In addition to extensive air pollution and dementia data for the region, other study strengths included lengthy address histories and high-quality procedures for dementia diagnoses for the study participants.
“Having reliable address histories let us obtain more precise air pollution estimates for study participants,” said senior author Lianne Sheppard, professor of environmental and occupational health sciences and of biostatistics at the University of Washington.
“These high-quality exposures combined with ACT’s (Adult Changes in Thought’s) regular participant follow-up and standardized diagnostic procedures contribute to this study’s potential policy impact.”
While many factors such as diet, exercise, and genetics are associated with the increased risk of developing dementia, air pollution is now recognized as one of the main potentially modifiable risk factors. The new University of Washington-led results adds to this body of evidence suggesting air pollution has neurodegenerative effects. Reducing people’s exposure to air pollution could help reduce the burden of dementia.
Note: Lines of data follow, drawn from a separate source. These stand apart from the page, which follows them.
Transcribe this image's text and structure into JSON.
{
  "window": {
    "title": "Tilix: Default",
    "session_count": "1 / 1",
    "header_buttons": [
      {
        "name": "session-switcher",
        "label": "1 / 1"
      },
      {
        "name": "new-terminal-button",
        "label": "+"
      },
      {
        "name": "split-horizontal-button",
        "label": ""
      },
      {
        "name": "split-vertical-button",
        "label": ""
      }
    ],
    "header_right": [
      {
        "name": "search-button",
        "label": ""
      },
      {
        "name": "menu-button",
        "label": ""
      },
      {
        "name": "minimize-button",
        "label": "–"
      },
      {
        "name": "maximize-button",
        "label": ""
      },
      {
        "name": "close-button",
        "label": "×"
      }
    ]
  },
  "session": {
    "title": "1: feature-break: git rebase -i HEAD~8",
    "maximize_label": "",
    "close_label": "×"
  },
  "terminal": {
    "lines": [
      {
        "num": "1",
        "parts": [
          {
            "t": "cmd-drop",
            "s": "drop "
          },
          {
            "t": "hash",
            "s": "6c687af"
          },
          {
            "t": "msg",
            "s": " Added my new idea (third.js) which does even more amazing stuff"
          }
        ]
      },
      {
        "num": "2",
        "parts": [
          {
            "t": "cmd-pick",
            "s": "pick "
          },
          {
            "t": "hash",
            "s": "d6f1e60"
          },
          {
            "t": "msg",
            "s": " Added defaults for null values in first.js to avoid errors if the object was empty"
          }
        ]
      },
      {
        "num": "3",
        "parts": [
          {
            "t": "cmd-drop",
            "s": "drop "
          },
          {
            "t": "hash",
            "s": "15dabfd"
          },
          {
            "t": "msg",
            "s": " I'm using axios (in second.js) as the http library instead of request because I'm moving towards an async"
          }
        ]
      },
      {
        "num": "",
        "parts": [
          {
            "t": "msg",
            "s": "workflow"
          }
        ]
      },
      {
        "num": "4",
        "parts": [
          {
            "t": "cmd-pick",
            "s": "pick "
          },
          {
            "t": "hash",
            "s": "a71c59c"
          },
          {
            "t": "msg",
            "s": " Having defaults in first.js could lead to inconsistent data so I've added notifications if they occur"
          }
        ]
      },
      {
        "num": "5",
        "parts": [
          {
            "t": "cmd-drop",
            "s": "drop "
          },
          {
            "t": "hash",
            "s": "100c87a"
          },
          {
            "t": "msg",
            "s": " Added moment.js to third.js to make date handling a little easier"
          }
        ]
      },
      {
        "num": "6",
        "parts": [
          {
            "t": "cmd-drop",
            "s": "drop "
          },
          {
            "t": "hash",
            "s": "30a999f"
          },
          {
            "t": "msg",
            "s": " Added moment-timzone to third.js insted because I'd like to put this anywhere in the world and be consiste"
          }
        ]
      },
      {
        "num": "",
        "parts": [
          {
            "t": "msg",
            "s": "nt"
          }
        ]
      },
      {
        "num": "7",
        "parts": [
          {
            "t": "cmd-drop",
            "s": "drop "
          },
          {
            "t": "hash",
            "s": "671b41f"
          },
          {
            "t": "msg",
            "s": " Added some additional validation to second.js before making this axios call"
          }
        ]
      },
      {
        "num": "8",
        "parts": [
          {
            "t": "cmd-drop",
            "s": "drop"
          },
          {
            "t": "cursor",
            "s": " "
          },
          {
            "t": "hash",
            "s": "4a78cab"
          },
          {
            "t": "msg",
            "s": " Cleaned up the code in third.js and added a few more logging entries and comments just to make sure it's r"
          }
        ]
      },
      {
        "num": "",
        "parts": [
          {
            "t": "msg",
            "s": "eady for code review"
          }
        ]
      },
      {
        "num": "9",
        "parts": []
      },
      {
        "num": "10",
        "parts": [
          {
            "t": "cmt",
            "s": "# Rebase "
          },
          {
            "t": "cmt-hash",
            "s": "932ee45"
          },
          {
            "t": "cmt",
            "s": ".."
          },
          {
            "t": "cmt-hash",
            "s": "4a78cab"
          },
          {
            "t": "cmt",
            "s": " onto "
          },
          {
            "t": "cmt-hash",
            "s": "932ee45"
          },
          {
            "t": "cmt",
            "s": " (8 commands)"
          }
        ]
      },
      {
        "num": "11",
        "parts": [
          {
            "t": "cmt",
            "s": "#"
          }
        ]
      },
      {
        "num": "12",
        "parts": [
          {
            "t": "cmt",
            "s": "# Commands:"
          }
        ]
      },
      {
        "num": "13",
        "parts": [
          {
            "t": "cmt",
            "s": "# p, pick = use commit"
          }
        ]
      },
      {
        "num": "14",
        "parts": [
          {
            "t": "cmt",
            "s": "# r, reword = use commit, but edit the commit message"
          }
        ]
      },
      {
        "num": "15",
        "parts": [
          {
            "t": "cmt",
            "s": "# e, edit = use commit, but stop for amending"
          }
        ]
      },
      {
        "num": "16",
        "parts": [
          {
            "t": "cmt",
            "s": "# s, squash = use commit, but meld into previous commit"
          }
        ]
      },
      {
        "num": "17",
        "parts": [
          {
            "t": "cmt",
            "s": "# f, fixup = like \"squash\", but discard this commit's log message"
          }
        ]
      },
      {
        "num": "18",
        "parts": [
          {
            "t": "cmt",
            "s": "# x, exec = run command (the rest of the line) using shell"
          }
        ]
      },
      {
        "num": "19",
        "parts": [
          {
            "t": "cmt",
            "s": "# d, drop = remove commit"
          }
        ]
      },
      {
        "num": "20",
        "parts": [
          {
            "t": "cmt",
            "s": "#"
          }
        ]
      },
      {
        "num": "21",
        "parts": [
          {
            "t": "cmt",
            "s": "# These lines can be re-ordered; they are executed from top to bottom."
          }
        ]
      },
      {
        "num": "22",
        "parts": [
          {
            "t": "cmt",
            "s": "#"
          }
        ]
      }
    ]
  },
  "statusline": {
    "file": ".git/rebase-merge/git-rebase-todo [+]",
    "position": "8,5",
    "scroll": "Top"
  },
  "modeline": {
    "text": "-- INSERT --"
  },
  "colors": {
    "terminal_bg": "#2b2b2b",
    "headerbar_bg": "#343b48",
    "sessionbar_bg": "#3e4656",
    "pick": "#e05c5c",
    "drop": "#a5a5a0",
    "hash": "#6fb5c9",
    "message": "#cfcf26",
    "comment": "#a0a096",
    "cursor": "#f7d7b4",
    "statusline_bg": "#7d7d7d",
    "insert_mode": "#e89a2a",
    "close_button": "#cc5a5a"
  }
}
“How we’ve understood the role of air pollution exposure on health has evolved from first thinking it was pretty much limited to respiratory problems, then that it also has cardiovascular effects, and now there is evidence of its effects on the brain,” said Sheppard, who this year was awarded the Rohm & Haas Endowed Professorship of Public Health Sciences.
“Over an entire population, a large number of people are exposed. So, even a small change in relative risk ends up being important on a population scale,” Shaffer said.
“There are some things that individuals can do, such as mask-wearing, which is becoming more normalized now because of Covid. But it is not fair to put the burden on individuals alone. These data can support further policy action on the local and national level to control sources of particulate air pollution.”
“The Adult Changes in Thought study is committed to advancing dementia research by sharing its data and resources, and we are grateful to the Adult Changes in Thought volunteers who have devoted years of their lives to supporting our efforts, including their enthusiastic participation in this important research on air pollution,” said Eric Larson, the study’s founding principal investigator and a senior investigator at Kaiser Permanente Washington Research Institute.
Co-authors include Magali Blanco, Joel Kaufman, Timothy Larson, Marco Carone, Adam Szpiro, and Paul Crane at the University of Washington; Ge Li at the VA Puget Sound Health Care System and the University of Washington; Sara Adar at the University of Michigan; Eric Larson at the University of Washington’s School of Medicine and Kaiser Permanente Washington Health Research Institute.
The research was funded by multiple supporting grants from the National Institute for Environmental Health Sciences, National Institute on Aging, University of Washington Retirement Association Aging Fellowship, the Seattle chapter of the Achievement Rewards for College Scientists Foundation.
(With inputs from ANI)
Edited by Saptak Datta and Krishna Kakani